I sat in the chair beside her, stroking my mother's black hair as I felt a lump in my throat and the tears swell in my eyes. My aunt stood beside me watching with the most painful look on her face. A slew of memories flashed through my thoughts of all the sweet times I kept locked in my mind of my mother. One particularly memorable moment was this time our family went fishing at the lake and she was complaining about the hike to the lake, the mosquitoes, and basically the whole fishing trip. Like a sign from God, we heard birds cawing as we all looked up the same time and could see a white fluid of bird poop, like a missile, landed right on my mom's head. The whole family roared with laughter as she was first enraged and then lightened up and joined in the laughter. My mom had a great sense of humor and was a good sport about things.

Through all the memories, so were the thoughts of the future. The future of my kids, her grandkids and how she has affected their young lives. She was what they looked forward to throughout the weeks. A visit to grandma's house was equivalent to a trip to Disneyland. She wasn't the typical grandma. She was eclectic in her fashion choices and was up to date on music. She was youthful and had a free spirit, some would call her wild. She would share all her joys and pains openly because she didn't want my kids to make the same mistakes as her. She was a wedding dress model, a dancer, a singer, a seamstress, a handy woman, mother, and student. It seemed like there was no limit on what she could do.

Now here she laid still, peaceful, and in pain. My aunt rubbed my back as I kissed my mother's forehead and continued to take the oxygen tube out of her nose and off her ears. I could see the struggle for breath start instantly as she gasped and started to breathe small, quick breaths. I sat back down and held her hand. My aunt got up and walked over to the loud rattling oxygen machine and turned it off as it beeped. We sat there in silence and watched her breathing. The tears flowed like a leaky faucet from my burning face. The ironic thing is she was struggling for oxygen and I couldn't catch my breath as well . The pain felt unbearable and seared like a burning knife through my heart. It was a helpless situation as if I were watching her drown and just sat there in shock. I closed my eyes agonizing over when this would all be over.

When I opened my eyes, it was as if the room was foggy. It felt like a filtered picture of my mother rather than an original mental picture. She looked angelic and heavenly like a haze around her whole body. Her breathing changed from quick small breaths to long short breaths, and gasps. Within 20 minutes of us taking her oxygen off her face, she took her last breath. It was a deep slow gasp and as she exhaled her last breath a single tear streamed down under her right eye. It was so poetic like in some sad movie and made me cry even harder. I grasped her shoulders and hugged her as I sobbed. I wailed as my body shook uncontrollably on her stomach sobbing and whispering only one word, "Mom".

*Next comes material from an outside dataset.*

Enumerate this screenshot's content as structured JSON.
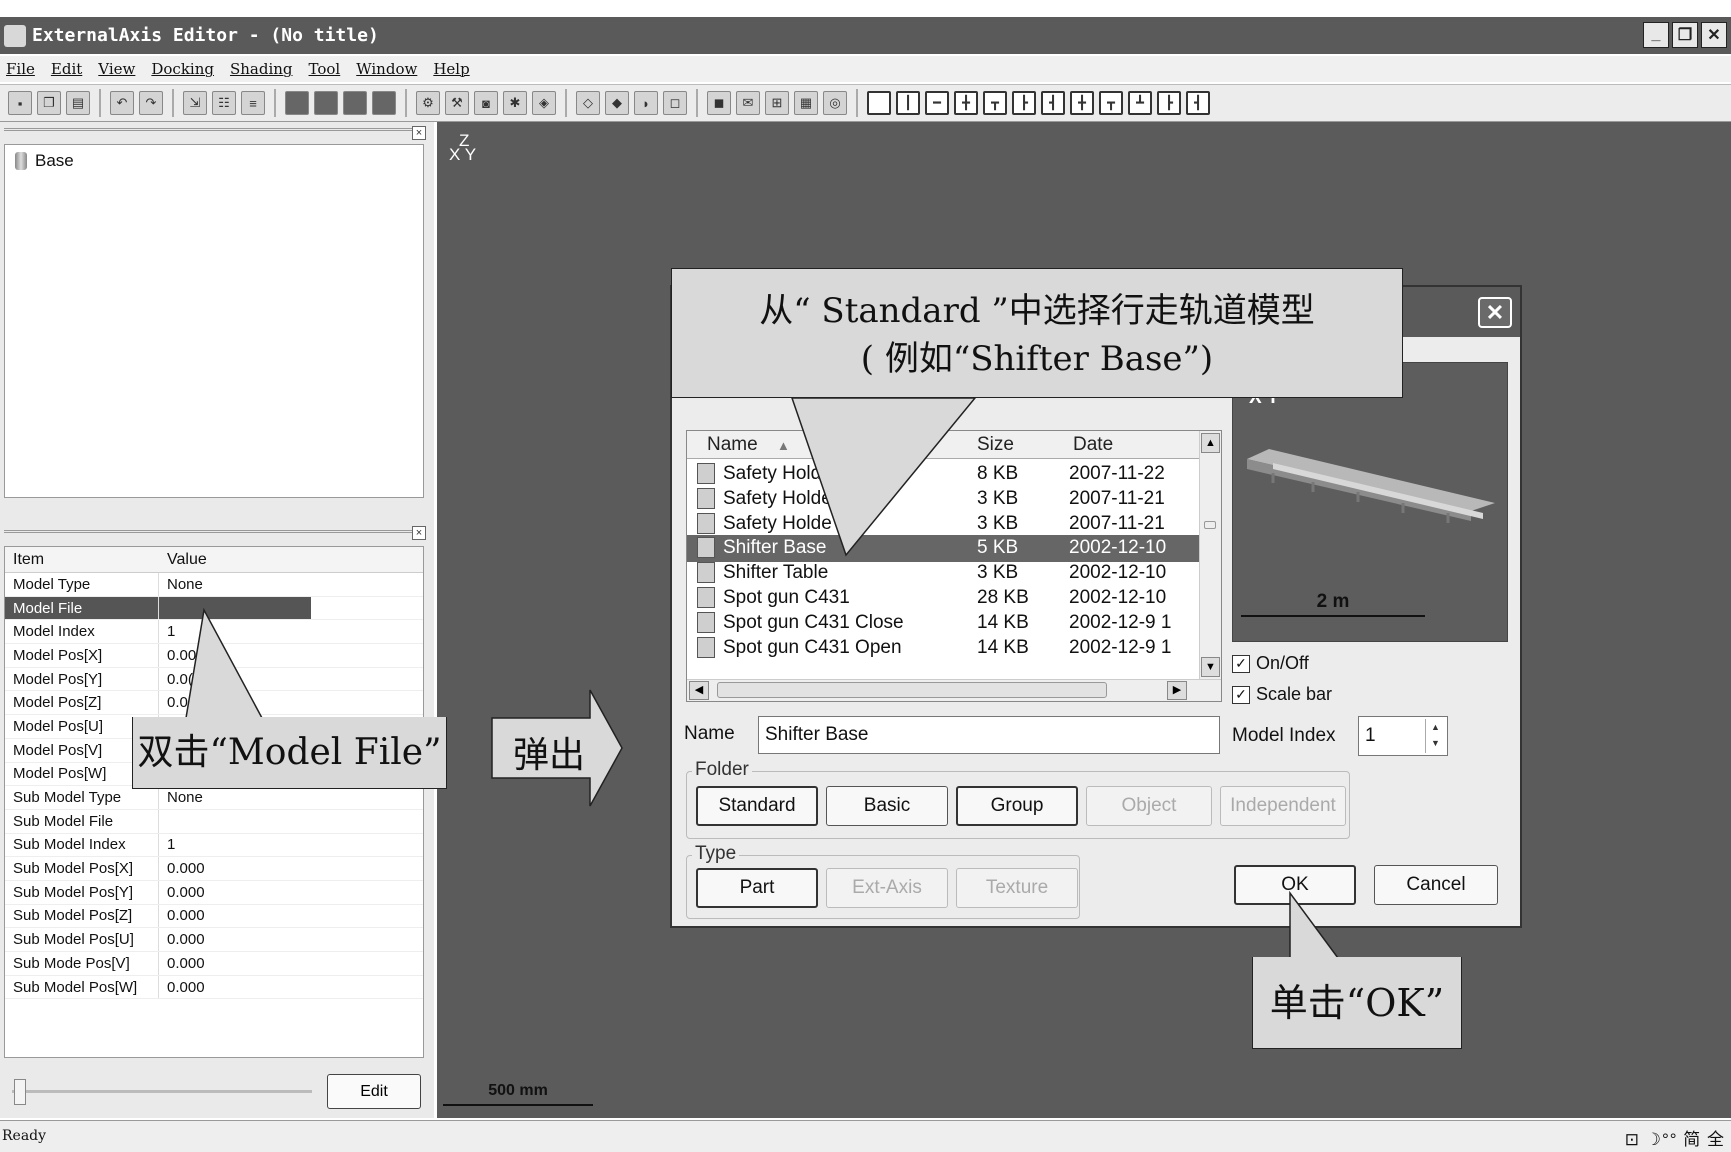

Wherever she went at that moment, I wanted to go with her.

Rose M.

April 2, 1954 -January 26, 2015